> _WORK TASK_:
An exact repetition of the listing is required.

○ ○ ○ ○ ○ ○ ○

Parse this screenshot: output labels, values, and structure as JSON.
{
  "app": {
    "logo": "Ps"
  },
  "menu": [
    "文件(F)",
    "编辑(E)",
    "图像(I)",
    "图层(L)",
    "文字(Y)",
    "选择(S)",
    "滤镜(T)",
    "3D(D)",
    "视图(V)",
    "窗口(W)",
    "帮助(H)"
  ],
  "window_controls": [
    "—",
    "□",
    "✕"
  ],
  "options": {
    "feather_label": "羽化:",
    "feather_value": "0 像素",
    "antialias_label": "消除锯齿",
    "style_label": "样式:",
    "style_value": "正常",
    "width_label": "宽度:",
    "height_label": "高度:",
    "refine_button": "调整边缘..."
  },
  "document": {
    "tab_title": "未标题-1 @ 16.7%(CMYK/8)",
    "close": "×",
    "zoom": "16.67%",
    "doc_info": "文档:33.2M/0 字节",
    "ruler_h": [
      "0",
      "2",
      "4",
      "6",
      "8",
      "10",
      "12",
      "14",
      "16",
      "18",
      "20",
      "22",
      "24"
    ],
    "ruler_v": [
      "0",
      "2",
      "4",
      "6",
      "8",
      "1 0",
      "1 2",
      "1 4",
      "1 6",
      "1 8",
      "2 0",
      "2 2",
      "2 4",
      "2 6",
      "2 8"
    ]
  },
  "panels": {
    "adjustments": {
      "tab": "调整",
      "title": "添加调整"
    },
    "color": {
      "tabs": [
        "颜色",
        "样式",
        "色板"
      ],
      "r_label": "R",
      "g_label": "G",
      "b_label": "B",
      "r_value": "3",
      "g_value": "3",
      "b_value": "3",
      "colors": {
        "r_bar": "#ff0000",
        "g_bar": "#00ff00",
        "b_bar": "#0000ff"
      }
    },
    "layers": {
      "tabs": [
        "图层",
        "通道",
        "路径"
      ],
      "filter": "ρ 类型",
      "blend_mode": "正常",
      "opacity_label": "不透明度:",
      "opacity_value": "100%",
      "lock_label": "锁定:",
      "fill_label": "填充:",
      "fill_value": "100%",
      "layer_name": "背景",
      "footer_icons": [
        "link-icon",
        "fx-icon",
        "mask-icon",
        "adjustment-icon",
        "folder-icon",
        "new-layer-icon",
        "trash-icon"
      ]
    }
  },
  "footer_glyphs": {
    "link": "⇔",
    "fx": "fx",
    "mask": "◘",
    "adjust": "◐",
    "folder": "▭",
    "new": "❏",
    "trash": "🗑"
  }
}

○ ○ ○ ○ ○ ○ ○

> _PROBLEM SOLUTION_:
Parse this screenshot: output labels, values, and structure as JSON.
{
  "app": {
    "logo": "Ps"
  },
  "menu": [
    "文件(F)",
    "编辑(E)",
    "图像(I)",
    "图层(L)",
    "文字(Y)",
    "选择(S)",
    "滤镜(T)",
    "3D(D)",
    "视图(V)",
    "窗口(W)",
    "帮助(H)"
  ],
  "window_controls": [
    "—",
    "□",
    "✕"
  ],
  "options": {
    "feather_label": "羽化:",
    "feather_value": "0 像素",
    "antialias_label": "消除锯齿",
    "style_label": "样式:",
    "style_value": "正常",
    "width_label": "宽度:",
    "height_label": "高度:",
    "refine_button": "调整边缘..."
  },
  "document": {
    "tab_title": "未标题-1 @ 16.7%(CMYK/8)",
    "close": "×",
    "zoom": "16.67%",
    "doc_info": "文档:33.2M/0 字节",
    "ruler_h": [
      "0",
      "2",
      "4",
      "6",
      "8",
      "10",
      "12",
      "14",
      "16",
      "18",
      "20",
      "22",
      "24"
    ],
    "ruler_v": [
      "0",
      "2",
      "4",
      "6",
      "8",
      "1 0",
      "1 2",
      "1 4",
      "1 6",
      "1 8",
      "2 0",
      "2 2",
      "2 4",
      "2 6",
      "2 8"
    ]
  },
  "panels": {
    "adjustments": {
      "tab": "调整",
      "title": "添加调整"
    },
    "color": {
      "tabs": [
        "颜色",
        "样式",
        "色板"
      ],
      "r_label": "R",
      "g_label": "G",
      "b_label": "B",
      "r_value": "3",
      "g_value": "3",
      "b_value": "3",
      "colors": {
        "r_bar": "#ff0000",
        "g_bar": "#00ff00",
        "b_bar": "#0000ff"
      }
    },
    "layers": {
      "tabs": [
        "图层",
        "通道",
        "路径"
      ],
      "filter": "ρ 类型",
      "blend_mode": "正常",
      "opacity_label": "不透明度:",
      "opacity_value": "100%",
      "lock_label": "锁定:",
      "fill_label": "填充:",
      "fill_value": "100%",
      "layer_name": "背景",
      "footer_icons": [
        "link-icon",
        "fx-icon",
        "mask-icon",
        "adjustment-icon",
        "folder-icon",
        "new-layer-icon",
        "trash-icon"
      ]
    }
  },
  "footer_glyphs": {
    "link": "⇔",
    "fx": "fx",
    "mask": "◘",
    "adjust": "◐",
    "folder": "▭",
    "new": "❏",
    "trash": "🗑"
  }
}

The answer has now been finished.